Insurance industry spokespeople have said that because rising sea levels cannot be considered as accidents or unforeseen events, resulting damage is not insurable.

Research published in 2020 found that some coastal homes in Wellington and Christchurch will find it difficult or impossible to get house insurance from 2030, with homes in similarly exposed locations in Auckland and Dunedin following only a few years later. In these four cities, at least 10,000 properties may be uninsurable by 2050.

Where construction is permitted, higher floor levels may be required by local authorities or greater setbacks, such as longer erosion hazard setbacks for cliff-top or beachside homes.

New restrictions may apply in existing settlements. Some district plans already identify Residential Closed Zones where further subdivision is prohibited, there can be no land filling, no new habitable buildings and no extension or replacement of existing habitable buildings closer to the shore.

For some existing settlements, choices will have to be made whether to restore natural defences to sea level rise (such as sand dunes or estuaries) or carry out (if possible) a managed retreat of existing buildings, giving up on land that is subject to high levels of flooding or erosion. All of the options have considerable costs. On one of the populated stretches of Hawkes Bay coastline, for example, the cost of work such as sea walls, groynes and managed retreat has been roughly estimated at $130–285 million.

A 2015 NIWA study estimated that there were 133,265 New Zealanders living less than 1.5 m above mean high water spring tide mark. It also estimated that within 3 m of this level there were nearly 294,000 land parcels, 166,750 buildings and a normally resident population of 281,902.

The hazard varies by location. Canterbury and Hawke’s Bay have the highest risk exposure, but the challenges are high in other locations too. In South Dunedin, for example, nearly 2,700 homes are less than 500 mm above the spring high-tide mark, with more than 70 percent of homes lying lower than 250 mm elevation. The council is examining how to deal with this, including the option of a “managed retreat”.

Another system for calculating land elevations came up with different estimates of the numbers of people at risk from rising sea levels. A study published in 2019 indicates that 15,000 New Zealanders live almost on the high tide mark, 71,000 within a metre and 240,000 within 2 metres of the mean high tide line.

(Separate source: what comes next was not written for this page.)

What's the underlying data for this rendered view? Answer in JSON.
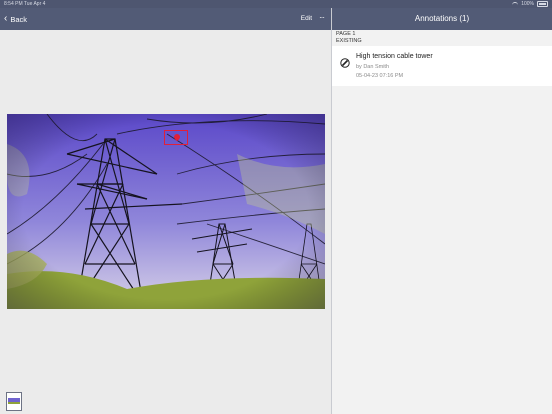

Many councils are creating resources and tools to help with planning around flooding and sea level rise:

  • Waikato Regional Council, for example, has created an online Coastal inundation tool that helps give a general indication of the areas that may be at risk.
  • Greater Wellington Regional Council has also produced a website with a dynamic map of areas likely to be affected by sea level rise.
  • Northland Regional Council has maps of areas at risk of coastal flooding and coastal erosion.
  • Christchurch City launched its online map in 2021.

Research commissioned by councils is also finding evidence of sea level rise to support the forecasts of what is to come. Work done for Christchurch City Council looked at data collected between 2005–2020 in Lyttelton Harbour. It found a rise averaging 7 mm per year. This is substantially higher than earlier government data, which found a rise there of 1.3 mm/year from 1901–1960 and 2.7 mm/year from 1961–2017.

Rising sea levels put infrastructure at risk

A 2019 report by Local Government New Zealand (LGNZ) found that rising sea levels could put $2–14 billion of drinking water, wastewater and stormwater services, roading and other infrastructure at risk.

A rise of 0.5 metres could put roading, the three waters and building infrastructure valued at $2.7 billion at risk. The value rises to many times that figure for higher sea level rises.

These figures do not include the structures that sit on top of the infrastructure such as homes, schools, office buildings and factories.

A summary of the report can be found here and the full report here.


Updated: 20 October 2023